For their shared curating gig at Danspace Project, scholars Jenn Joy and Noémie Solomon drew inspiration from musings on dance by Georges Didi-Huberman, French philosopher and art historian. Assuming–I suspect correctly—that most of us have not made the acquaintance of M. Didi-Huberman, the pair introduced their program, “Solos & Solitudes,” by cutting right to the chase. Most people, they told us, think of dancing in social terms, involving a lot of bodies. But, their philosopher argues, a solo might be the one place where dance is most visible.
Solos simplify things, don’t they? Perhaps, that is what M. Didi-Huberman had in mind. But, wait: Not so fast!
In PrivateRealness, Taisha Paggett, a Los Angeles- and Chicago-based dance artist who is black, complicates simplicity by entering the space not by herself but with a white woman. Dancer Greer Dworman, described in the program as a “choreographic assistant,” stands on the sidelines for the initial passage of the work, then participates in various ways. The barefoot Paggett, dressed in a chaste, though somewhat lacy, white skirt and jacket, moves around to gospel music, Paul Simon’s “Graceland,” and a Wiccan chant about tree roots and branches—some hints, there, of cultural overlapping and appropriation. The “soloist” is never alone because, wherever she goes, the specter of the white race—and of black experience under dominant society—is always there. Skewing this notion of solitude in Private Realness is Paggett’s top move. As dance, though, the work seems slight, dry, and less than sharp in execution.
Soloist Caroline Gravel, from Montreal, has someone there with her, too—her mother, though not literally. Ma Mère Est un Mâle Alpha begins with the sound of loud, insistent, and persistent birdcalls. Gravel approaches us and introduces herself, speaks the title in English (“My Mother Is an Alpha Male”) and strides away. Immediately, one senses a certain aggressive and borderline-comic matter-of-factness about the woman, as presented here, that will blossom into something outlandish.
And so it goes. “My mother is an alpha male, and if no one were watching would move like crazy all the time!” But we are watching and, through Gravel, Mother is here.
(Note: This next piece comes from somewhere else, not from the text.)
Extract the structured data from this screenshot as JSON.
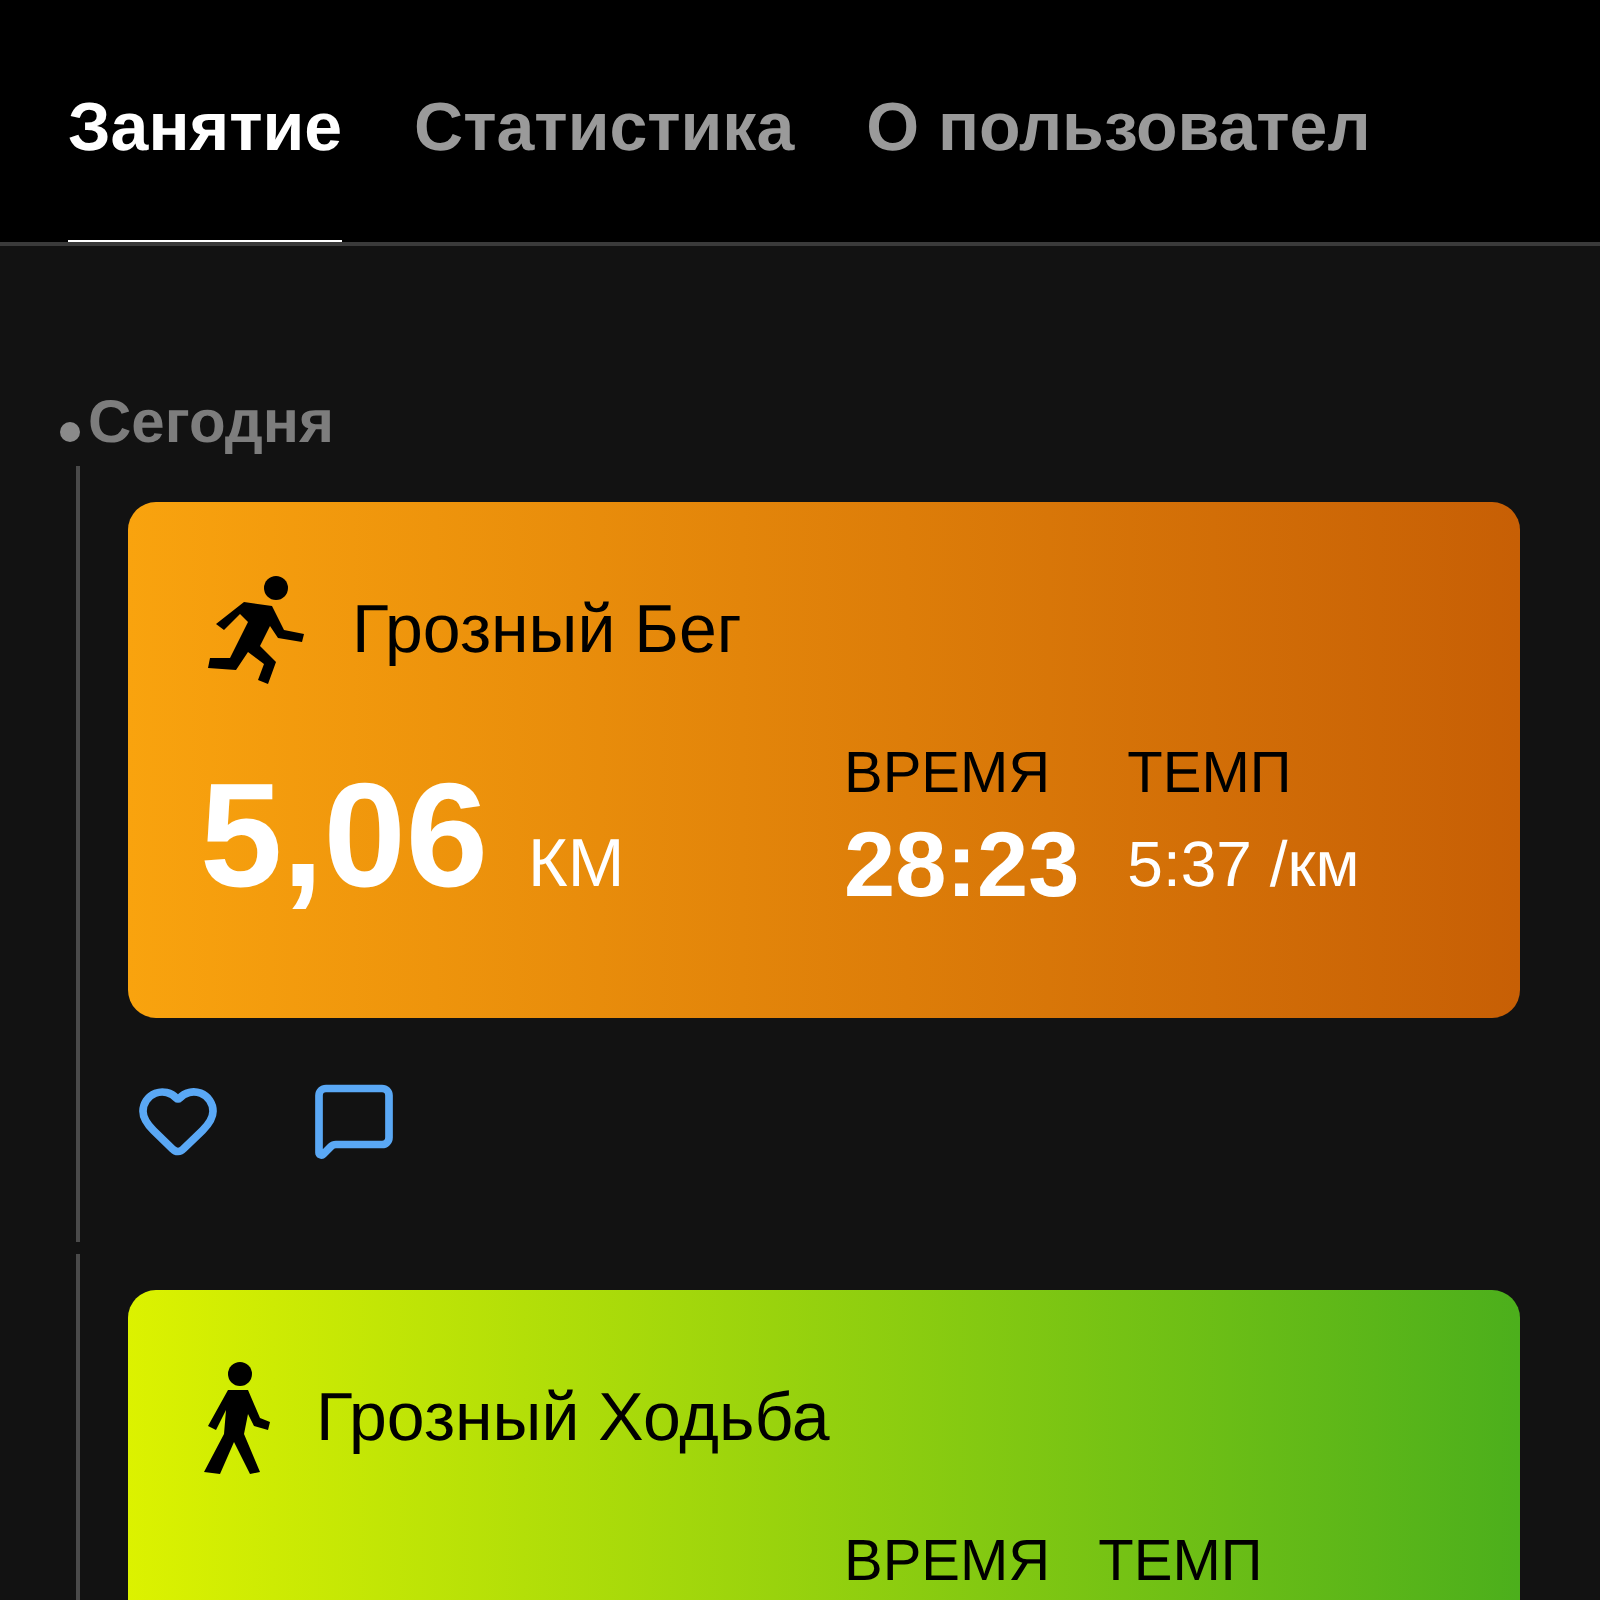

She bursts into awkward trots just short of a stumble, jerks and hurtles atop bony knees, stomps her noisy boots, swings her arms violently, throws her head and long brown hair forward. All of that, combined with Gravel’s wearing what appears to be an early ’60s thrift-store mini-dress, sloppily belted, makes me nickname her Alice in Blunderland.
At times, the audience chuckled—an exhale from the solemnity of the Paggett piece. Despite skepticism, I found myself falling for Gravel. (A favorite moment: The dancer, with her back turned to us, crying in obvious disbelief, “Are you still watching me?”) But the highpoint is her audio recording of an auctioneer in full-throated flow. I still haven’t figured out what that was doing in the solo, but what vocal virtuosity!
Most anticipated on the evening’s bill, Hilary Clark did not disappoint. Dressed in a filmy tunic over neon leggings, she reads from a journal illuminated by a tiny, portable reading light and comically lays down the law. “Move over Superman! There’s a new witch in town!” She sounds more like a teenager screwing up her shaky courage—faking it, not making it—than a woman warrior or, for that matter, a star of the New York avantgarde. But this may be what it means for Clark to be out there, in space, alone. Her solo’s title, Accessories of Protection, appears to refer to the tall and little structures adorned in silvery paillettes, spread around the floor and listlessly rearranged by the dancer. Rihanna’s unconvincing love song, “Diamonds,” plays while Clark encases her whole head in this wearable art, the paillettes glittering like cheap rhinestones. It’s silly and she knows it. The thing is: Who doesn’t love cheap rhinestones?
Pictured at top: Hilary Clark in her solo Accessories of Protection. Photo by Tamara Johnson, Courtesy Danspace.
Frederic Franklin in Valerie Bettis' A Streetcar Named Desire (1952). Photo courtesy DM Archives
In the June 1974 issue of Dance Magazine, our cover subject was the endlessly charming Frederic Franklin, then 60 years old. After declaring at the age of 4 that he was "going to be in the theater," the Liverpool-born dancer spent a lifetime doing exactly that.